-- Study material follows --

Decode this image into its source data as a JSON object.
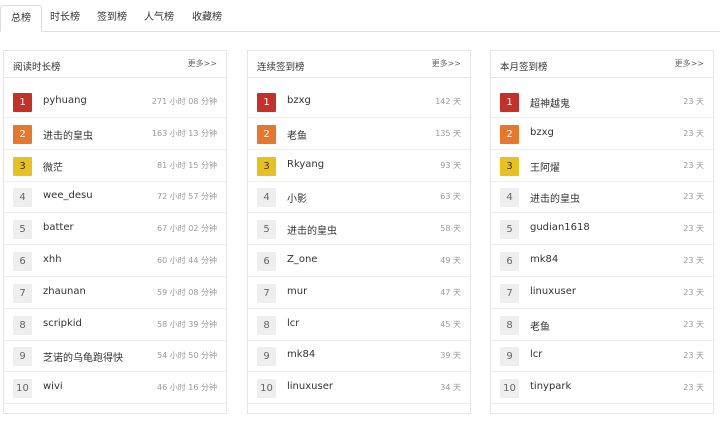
{
  "tabs": [
    "总榜",
    "时长榜",
    "签到榜",
    "人气榜",
    "收藏榜"
  ],
  "more_label": "更多>>",
  "panels": [
    {
      "title": "阅读时长榜",
      "rows": [
        {
          "rank": "1",
          "name": "pyhuang",
          "value": "271 小时 08 分钟"
        },
        {
          "rank": "2",
          "name": "进击的皇虫",
          "value": "163 小时 13 分钟"
        },
        {
          "rank": "3",
          "name": "微茫",
          "value": "81 小时 15 分钟"
        },
        {
          "rank": "4",
          "name": "wee_desu",
          "value": "72 小时 57 分钟"
        },
        {
          "rank": "5",
          "name": "batter",
          "value": "67 小时 02 分钟"
        },
        {
          "rank": "6",
          "name": "xhh",
          "value": "60 小时 44 分钟"
        },
        {
          "rank": "7",
          "name": "zhaunan",
          "value": "59 小时 08 分钟"
        },
        {
          "rank": "8",
          "name": "scripkid",
          "value": "58 小时 39 分钟"
        },
        {
          "rank": "9",
          "name": "芝诺的乌龟跑得快",
          "value": "54 小时 50 分钟"
        },
        {
          "rank": "10",
          "name": "wivi",
          "value": "46 小时 16 分钟"
        }
      ]
    },
    {
      "title": "连续签到榜",
      "rows": [
        {
          "rank": "1",
          "name": "bzxg",
          "value": "142 天"
        },
        {
          "rank": "2",
          "name": "老鱼",
          "value": "135 天"
        },
        {
          "rank": "3",
          "name": "Rkyang",
          "value": "93 天"
        },
        {
          "rank": "4",
          "name": "小影",
          "value": "63 天"
        },
        {
          "rank": "5",
          "name": "进击的皇虫",
          "value": "58 天"
        },
        {
          "rank": "6",
          "name": "Z_one",
          "value": "49 天"
        },
        {
          "rank": "7",
          "name": "mur",
          "value": "47 天"
        },
        {
          "rank": "8",
          "name": "lcr",
          "value": "45 天"
        },
        {
          "rank": "9",
          "name": "mk84",
          "value": "39 天"
        },
        {
          "rank": "10",
          "name": "linuxuser",
          "value": "34 天"
        }
      ]
    },
    {
      "title": "本月签到榜",
      "rows": [
        {
          "rank": "1",
          "name": "超神越鬼",
          "value": "23 天"
        },
        {
          "rank": "2",
          "name": "bzxg",
          "value": "23 天"
        },
        {
          "rank": "3",
          "name": "王阿燿",
          "value": "23 天"
        },
        {
          "rank": "4",
          "name": "进击的皇虫",
          "value": "23 天"
        },
        {
          "rank": "5",
          "name": "gudian1618",
          "value": "23 天"
        },
        {
          "rank": "6",
          "name": "mk84",
          "value": "23 天"
        },
        {
          "rank": "7",
          "name": "linuxuser",
          "value": "23 天"
        },
        {
          "rank": "8",
          "name": "老鱼",
          "value": "23 天"
        },
        {
          "rank": "9",
          "name": "lcr",
          "value": "23 天"
        },
        {
          "rank": "10",
          "name": "tinypark",
          "value": "23 天"
        }
      ]
    }
  ]
}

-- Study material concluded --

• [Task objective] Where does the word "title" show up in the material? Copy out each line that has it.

• [Task result]
      "title": "阅读时长榜",
      "title": "连续签到榜",
      "title": "本月签到榜",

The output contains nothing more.